[[ DATA LISTING open ]]

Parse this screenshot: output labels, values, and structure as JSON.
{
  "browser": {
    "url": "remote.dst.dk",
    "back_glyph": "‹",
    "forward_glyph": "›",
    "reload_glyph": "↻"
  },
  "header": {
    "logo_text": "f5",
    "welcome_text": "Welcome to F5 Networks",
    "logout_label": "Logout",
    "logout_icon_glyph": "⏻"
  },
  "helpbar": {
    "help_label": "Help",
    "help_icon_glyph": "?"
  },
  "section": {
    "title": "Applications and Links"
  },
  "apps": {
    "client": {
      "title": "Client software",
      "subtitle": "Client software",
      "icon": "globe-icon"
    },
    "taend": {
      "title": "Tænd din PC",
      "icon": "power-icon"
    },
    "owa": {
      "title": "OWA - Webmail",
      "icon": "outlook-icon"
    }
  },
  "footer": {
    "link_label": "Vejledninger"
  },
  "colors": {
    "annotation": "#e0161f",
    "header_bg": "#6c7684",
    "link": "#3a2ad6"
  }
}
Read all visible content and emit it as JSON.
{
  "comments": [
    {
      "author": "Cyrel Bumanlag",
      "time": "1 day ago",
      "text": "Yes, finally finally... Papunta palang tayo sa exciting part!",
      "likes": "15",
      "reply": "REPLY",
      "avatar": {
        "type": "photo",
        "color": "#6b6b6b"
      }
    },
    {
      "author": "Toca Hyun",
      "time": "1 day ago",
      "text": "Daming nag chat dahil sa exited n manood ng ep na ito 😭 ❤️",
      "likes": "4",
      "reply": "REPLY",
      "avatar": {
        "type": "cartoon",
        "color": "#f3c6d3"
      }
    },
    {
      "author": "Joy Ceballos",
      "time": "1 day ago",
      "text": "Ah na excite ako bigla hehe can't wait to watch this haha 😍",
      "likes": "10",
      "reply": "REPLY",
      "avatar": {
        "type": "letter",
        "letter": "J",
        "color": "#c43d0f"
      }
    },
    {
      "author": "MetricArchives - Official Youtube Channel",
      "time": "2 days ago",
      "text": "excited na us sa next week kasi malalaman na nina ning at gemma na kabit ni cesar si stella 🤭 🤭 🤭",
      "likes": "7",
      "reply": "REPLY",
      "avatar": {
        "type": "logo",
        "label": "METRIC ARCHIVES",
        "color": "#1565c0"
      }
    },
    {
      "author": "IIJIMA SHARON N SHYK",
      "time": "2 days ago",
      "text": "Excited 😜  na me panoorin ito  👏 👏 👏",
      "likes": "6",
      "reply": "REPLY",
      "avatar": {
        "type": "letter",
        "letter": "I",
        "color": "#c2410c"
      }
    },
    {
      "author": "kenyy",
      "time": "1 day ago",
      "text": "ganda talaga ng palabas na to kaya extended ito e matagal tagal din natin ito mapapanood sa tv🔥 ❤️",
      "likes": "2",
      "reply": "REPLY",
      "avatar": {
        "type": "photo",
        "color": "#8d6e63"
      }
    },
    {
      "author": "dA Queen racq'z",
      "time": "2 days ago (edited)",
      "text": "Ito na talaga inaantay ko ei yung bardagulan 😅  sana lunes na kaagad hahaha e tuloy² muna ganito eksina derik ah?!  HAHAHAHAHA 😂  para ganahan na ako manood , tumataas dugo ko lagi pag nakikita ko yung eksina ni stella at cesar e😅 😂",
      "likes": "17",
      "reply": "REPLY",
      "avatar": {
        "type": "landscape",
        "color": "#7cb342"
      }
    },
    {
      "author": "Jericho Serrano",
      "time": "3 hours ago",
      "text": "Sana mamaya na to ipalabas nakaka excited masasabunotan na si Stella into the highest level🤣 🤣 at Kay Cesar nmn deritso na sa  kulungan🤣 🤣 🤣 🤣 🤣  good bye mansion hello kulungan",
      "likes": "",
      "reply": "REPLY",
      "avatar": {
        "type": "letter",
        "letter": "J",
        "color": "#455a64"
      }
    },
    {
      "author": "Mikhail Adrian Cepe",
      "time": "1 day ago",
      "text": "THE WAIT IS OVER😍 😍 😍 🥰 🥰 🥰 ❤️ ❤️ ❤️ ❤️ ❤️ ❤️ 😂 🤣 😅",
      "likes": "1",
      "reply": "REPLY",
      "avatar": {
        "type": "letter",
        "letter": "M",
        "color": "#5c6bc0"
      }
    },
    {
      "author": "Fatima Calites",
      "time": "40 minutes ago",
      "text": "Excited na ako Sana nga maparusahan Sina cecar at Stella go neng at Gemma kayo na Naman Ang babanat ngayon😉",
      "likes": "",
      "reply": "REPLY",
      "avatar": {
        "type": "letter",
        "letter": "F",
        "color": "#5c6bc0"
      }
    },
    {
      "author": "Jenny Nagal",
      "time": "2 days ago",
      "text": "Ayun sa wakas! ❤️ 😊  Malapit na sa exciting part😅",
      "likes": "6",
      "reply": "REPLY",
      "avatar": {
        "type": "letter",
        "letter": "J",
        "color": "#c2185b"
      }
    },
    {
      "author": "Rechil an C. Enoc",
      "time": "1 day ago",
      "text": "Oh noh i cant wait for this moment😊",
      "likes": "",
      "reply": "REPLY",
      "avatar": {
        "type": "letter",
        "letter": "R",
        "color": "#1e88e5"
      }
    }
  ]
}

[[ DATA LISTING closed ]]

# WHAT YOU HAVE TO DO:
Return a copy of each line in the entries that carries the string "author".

# ANSWER BOX:
      "author": "Cyrel Bumanlag",
      "author": "Toca Hyun",
      "author": "Joy Ceballos",
      "author": "MetricArchives - Official Youtube Channel",
      "author": "IIJIMA SHARON N SHYK",
      "author": "kenyy",
      "author": "dA Queen racq'z",
      "author": "Jericho Serrano",
      "author": "Mikhail Adrian Cepe",
      "author": "Fatima Calites",
      "author": "Jenny Nagal",
      "author": "Rechil an C. Enoc",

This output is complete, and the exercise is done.